Europe September 6, 2004 Virgin
United States September 7, 2004
Japan September 29, 2004 EMI
Australia October 18, 2004 Virgin


  1. ^ "Nipple Ripples: 10 Years of Fallout From Janet Jackson's Halftime Show". Rolling Stone. Kreps, Daniel. 30-01-14. Retrieved 30-01-14.  Check date values in: |access-date=, |date= (help)
  2. ^ "Janet Jackson - From Janet. To Damita Jo: The Videos - Rotten Tomatoes". Virgin Records. 2004. Retrieved 2013-12-25. 
  3. ^ "From Janet. To Damita Jo: The Videos (Video 2004) - IMDB". IMDB. Retrieved 2013-12-25. 
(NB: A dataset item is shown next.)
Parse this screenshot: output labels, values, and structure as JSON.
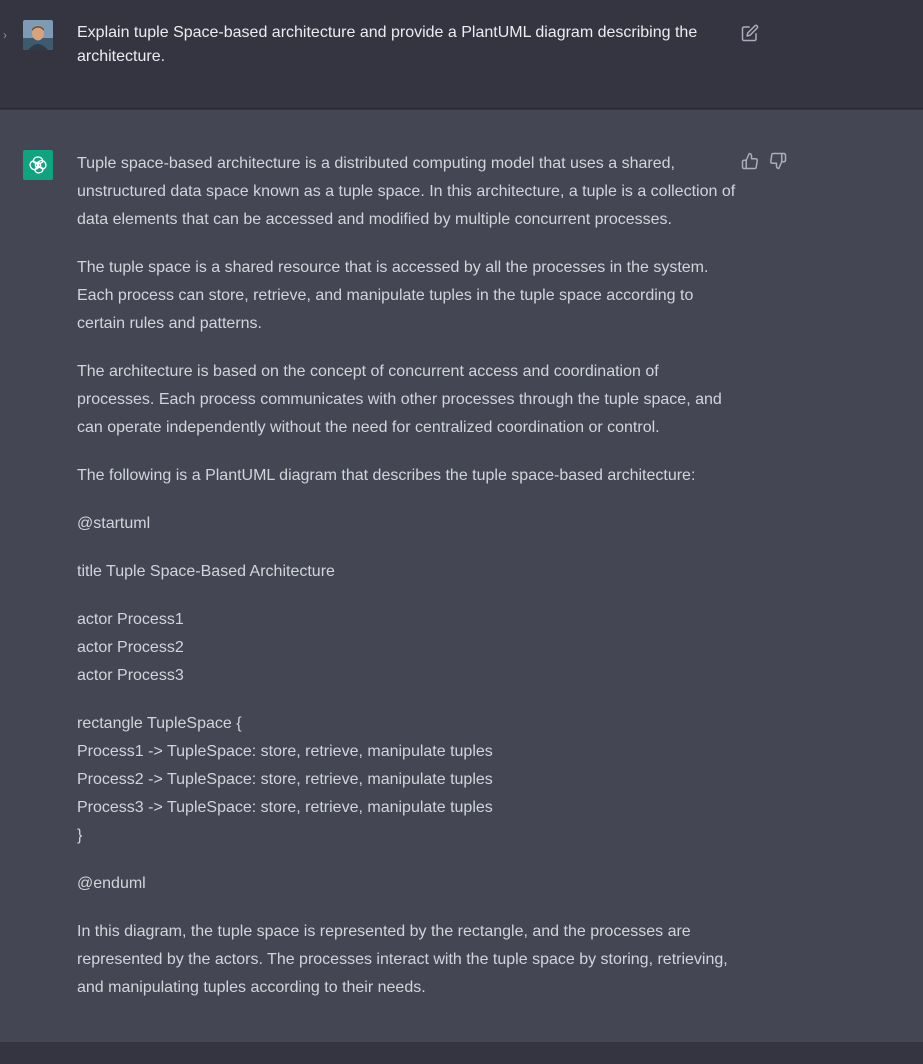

  4. ^ a b c d e "Janet Jackson - From Janet. To Damita Jo: The Videos - music DVD reviews - musicOMH". MusicOMH. Hogwood, Ben. 2004. Archived from the original on October 23, 2013. Retrieved 2013-12-25. 
  5. ^ a b " Janet Jackson - From Janet to Damita Jo: The Videos". 2004. Retrieved 2013-12-25. 
  6. ^ a b "Janet Jackson: From janet. To Damita Jo - The Videos: Overview". MSN. 2004. Retrieved 2013-12-25. 
  7. ^ "From Janet. To Damita Jo: The Videos [Amaray]". 2004. Retrieved 2013-12-25. 
  8. ^ "Fear of a Black Titty - Page 1 - Music - Los Angeles - LA Weekly". LA Weekly. Hardy, Ernest. 06-05-04.  Check date values in: |date= (help);
  9. ^ "Distraction TV - Popmatters". Popmatters. Fuchs, Cynthia. 18-04-04. Retrieved 2013-12-25.  Check date values in: |date= (help)
  10. ^ "Vibe - Google Books". Vibe Magazine. September 2004. Retrieved 2013-12-25. 
  11. ^ "Janet Jackson Talks 'janet.' 20th Anniversary: Exclusive". May 18, 2013. Retrieved September 8, 2013. 

External links[edit]